How balanced are you? Bilingualism and the development of attentional control in English-Mandarin preschool children
Chan, Clara Gek Hoon
Date of Issue2018-07-10
School of Humanities and Social Sciences

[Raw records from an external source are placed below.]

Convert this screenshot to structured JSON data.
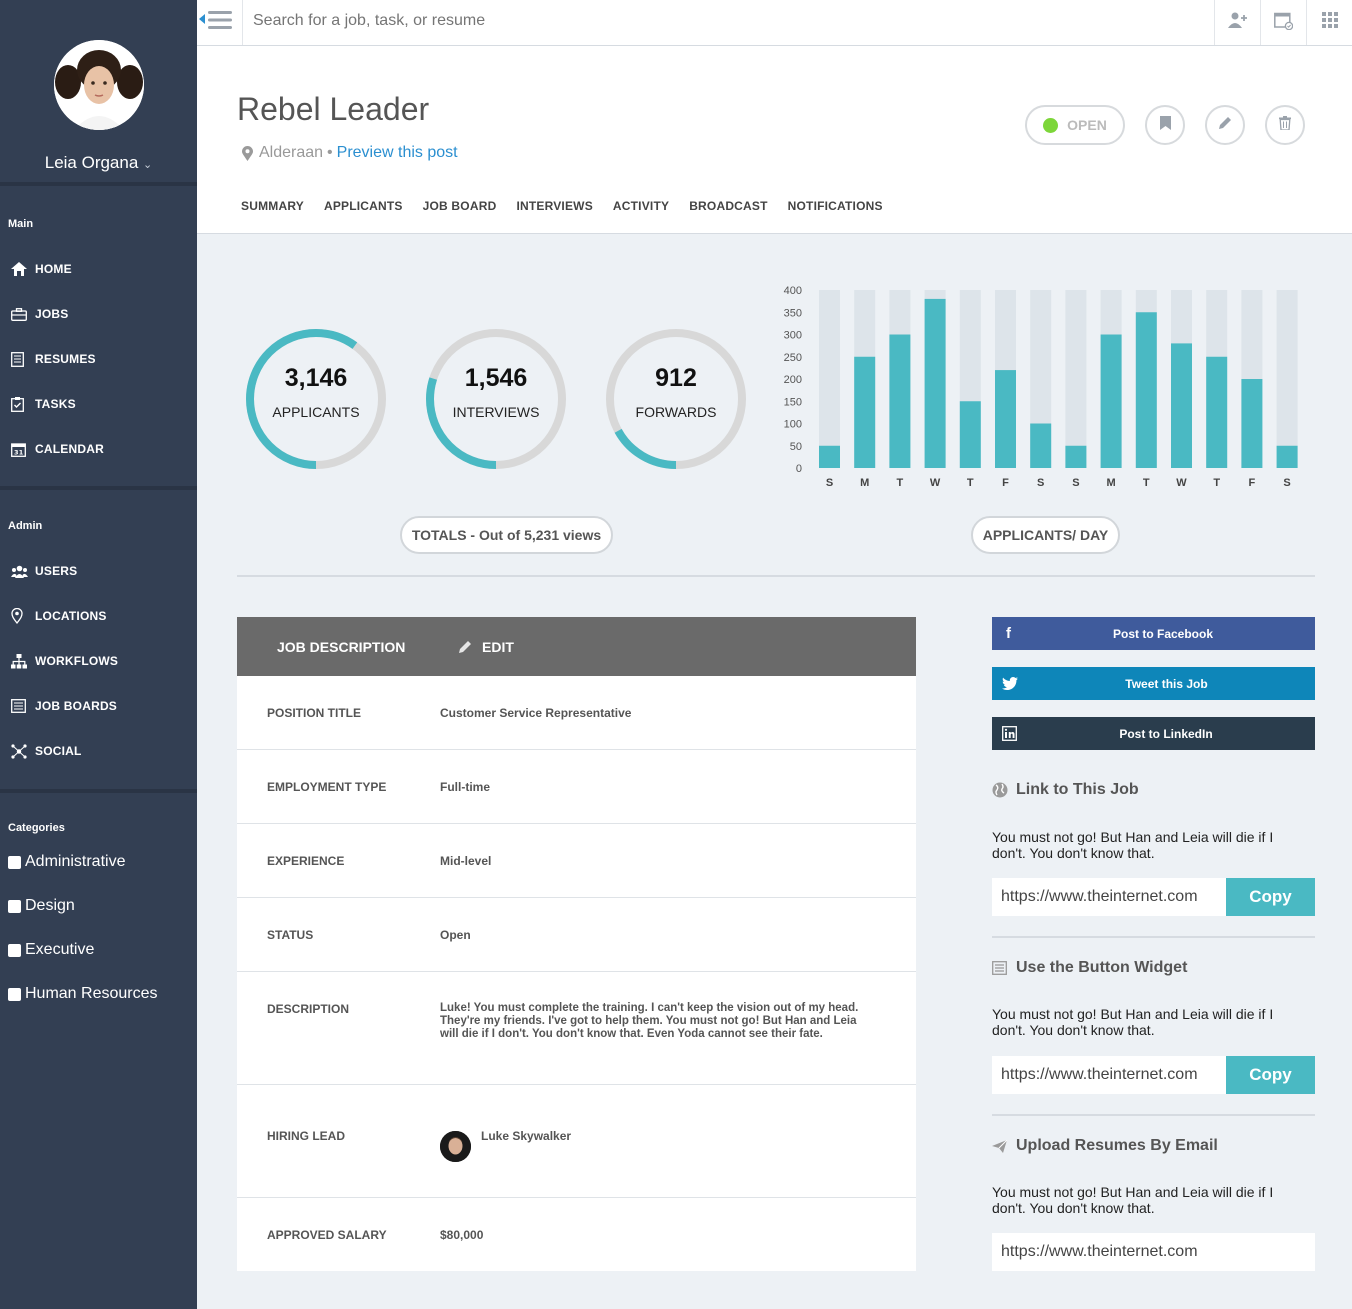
{
  "user": {
    "name": "Leia Organa"
  },
  "nav": {
    "main_label": "Main",
    "main": [
      "HOME",
      "JOBS",
      "RESUMES",
      "TASKS",
      "CALENDAR"
    ],
    "admin_label": "Admin",
    "admin": [
      "USERS",
      "LOCATIONS",
      "WORKFLOWS",
      "JOB BOARDS",
      "SOCIAL"
    ],
    "categories_label": "Categories",
    "categories": [
      "Administrative",
      "Design",
      "Executive",
      "Human Resources"
    ]
  },
  "search": {
    "placeholder": "Search for a job, task, or resume"
  },
  "job": {
    "title": "Rebel Leader",
    "location": "Alderaan",
    "bullet": "•",
    "preview_link": "Preview this post",
    "status": "OPEN",
    "status_color": "#7dd63a"
  },
  "tabs": [
    "SUMMARY",
    "APPLICANTS",
    "JOB BOARD",
    "INTERVIEWS",
    "ACTIVITY",
    "BROADCAST",
    "NOTIFICATIONS"
  ],
  "stats": {
    "applicants": {
      "value": "3,146",
      "label": "APPLICANTS",
      "fraction": 0.6
    },
    "interviews": {
      "value": "1,546",
      "label": "INTERVIEWS",
      "fraction": 0.3
    },
    "forwards": {
      "value": "912",
      "label": "FORWARDS",
      "fraction": 0.17
    },
    "totals_label": "TOTALS - Out of 5,231 views",
    "chart_label": "APPLICANTS/ DAY"
  },
  "colors": {
    "accent": "#4ab9c3",
    "track": "#d8d8d8",
    "bar_bg": "#dde4ea",
    "sidebar": "#333f53"
  },
  "chart_data": {
    "type": "bar",
    "categories": [
      "S",
      "M",
      "T",
      "W",
      "T",
      "F",
      "S",
      "S",
      "M",
      "T",
      "W",
      "T",
      "F",
      "S"
    ],
    "values": [
      50,
      250,
      300,
      380,
      150,
      220,
      100,
      50,
      300,
      350,
      280,
      250,
      200,
      50
    ],
    "ylim": [
      0,
      400
    ],
    "yticks": [
      "0",
      "50",
      "100",
      "150",
      "200",
      "250",
      "300",
      "350",
      "400"
    ]
  },
  "job_description": {
    "header": "JOB DESCRIPTION",
    "edit": "EDIT",
    "rows": [
      {
        "key": "POSITION TITLE",
        "value": "Customer Service Representative"
      },
      {
        "key": "EMPLOYMENT TYPE",
        "value": "Full-time"
      },
      {
        "key": "EXPERIENCE",
        "value": "Mid-level"
      },
      {
        "key": "STATUS",
        "value": "Open"
      },
      {
        "key": "DESCRIPTION",
        "value": "Luke! You must complete the training. I can't keep the vision out of my head. They're my friends. I've got to help them. You must not go! But Han and Leia will die if I don't. You don't know that. Even Yoda cannot see their fate."
      },
      {
        "key": "HIRING LEAD",
        "value": "Luke Skywalker"
      },
      {
        "key": "APPROVED SALARY",
        "value": "$80,000"
      }
    ]
  },
  "share": {
    "facebook": "Post to Facebook",
    "twitter": "Tweet this Job",
    "linkedin": "Post to LinkedIn",
    "link_title": "Link to This Job",
    "link_text": "You must not go! But Han and Leia will die if I don't. You don't know that.",
    "link_url": "https://www.theinternet.com",
    "copy": "Copy",
    "widget_title": "Use the Button Widget",
    "widget_text": "You must not go! But Han and Leia will die if I don't. You don't know that.",
    "widget_url": "https://www.theinternet.com",
    "email_title": "Upload Resumes By Email",
    "email_text": "You must not go! But Han and Leia will die if I don't. You don't know that.",
    "email_url": "https://www.theinternet.com"
  }
}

In recent years, research interest on bilingualism and its relation to cognitive control has grown. Given that engaging in the cognitive processes of language management in the brain is likely to result in changes to the neural system to improve cognitive efficiency, bilingualism is expected to positively benefit cognitive control. However, the experience of bilingualism is varied. Some individuals are more comparable in their proficiency in both languages (more-balanced), while others are much more proficient in their dominant language than they are in their weaker language (less-balanced). The Adaptive Control hypothesis (Green & Abutalebi, 2013) is a theoretical framework proposed as to how bilinguals manage two languages in their minds. As part of the theory, they highlight the importance of context; three different bilingual conversational contexts were identified, and differing cognitive demands were attributed to those three contexts. The main research question in the current thesis is to examine the relation between bilingualism balance and attentional control in preschool children. Young children have high levels of attentional plasticity; to examine the relation in this age group has far reaching implications both theoretically and practically. Previous studies have found a positive relationship between bilingualism balance and attentional control, with more-balanced bilinguals performing better on the attention task than the less-balanced bilinguals (e.g. Carlson & Meltzoff, 2008; Poarch & van Hell, 2012). However, there have been some research gaps. Firstly, due to the complex nature of measuring language proficiency and experience, there is yet to be a commonly accepted measure of bilingualism balance. Secondly, results comparing bilingualism balance and attention have not been consistent across studies; there is a lack of information regarding which aspect of the bilingualism experience is related to which subcomponent of attention. Thirdly, there is also a lack of understanding of the mechanism underlying how bilingualism balance relates to attentional control. We propose a contextual-based attention control perspective as an underlying mechanism, by highlighting the importance of different language contexts and the role of attention in language monitoring and selection. We contend that, due to the differences in the contexts that a more-balanced bilingual experiences as compared to a less-balanced bilingual, the cognitive demands differ between them and therefore the more-balanced bilingual will have higher cognitive control than the less-balanced bilingual. In response to the research gaps, we conducted three studies. In Study 1, we set out to determine the real-world bilingual experience correspondence of our chosen index of bilingualism balance: vocabulary tests ratios. We compared parental reported exposure and use of each language with receptive and expressive vocabulary scores. Results showed moderately strong correlations between parental reported scores and the vocabulary tests ratios, supporting the use of this balance index in the subsequent studies. In Study 2, we examined the relation between bilingualism balance and attentional control. Using the ratio of receptive vocabulary across languages as a proxy for language exposure, and expressive vocabulary ratio as a proxy for language production, we compared the vocabulary ratios to different network performances on the Attention Network Test (ANT). Results indicated that in general, more-balanced bilinguals (higher ratio) performed better on the ANT as compared to the less-balanced ones. Specifically, both aspects of language experience (exposure and production) were related to two of the attentional networks (alerting and conflict). Study 3 was designed to endeavor to understand the mechanism behind how bilingualism balance affects attentional control. To investigate the importance of different linguistic contexts, the aspect we proposed to be what more and less-balanced bilinguals differ on, we experimentally induced different language contexts to see the subsequent performance on the ANT. Participants were randomly assigned them to one of three conditions: before completing the ANT, they had to complete a picture-recognition task either (1) in their dominant language, (2) in their weaker language, or (3) in a mixture of the two languages (to simulate language-switching). It was found that the children who completed the language task in their weaker language and the language switching condition showed higher overall accuracy in the subsequent ANT compared to those who completed the task in their dominant language. Taken together, the studies suggest that more-balanced bilingual children (as compared to less-balanced ones) exhibit better attentional control, and this difference may be due to the differences in exposure to their languages between these two groups; the less-balanced bilinguals are exposed mostly to their dominant language, and since that context does not require as much cognitive demands, they are less likely to practice attentional control, as compared to being in a highly bilingual environment, which is more common in more-balanced bilinguals. Given the cultural and societal differences inherent in bilingualism all over the world, caution needs to be taken when generalizing the conclusions, but the results have both theoretical and practical implications on promoting balanced bilingualism among young bilinguals to benefit their attentional control.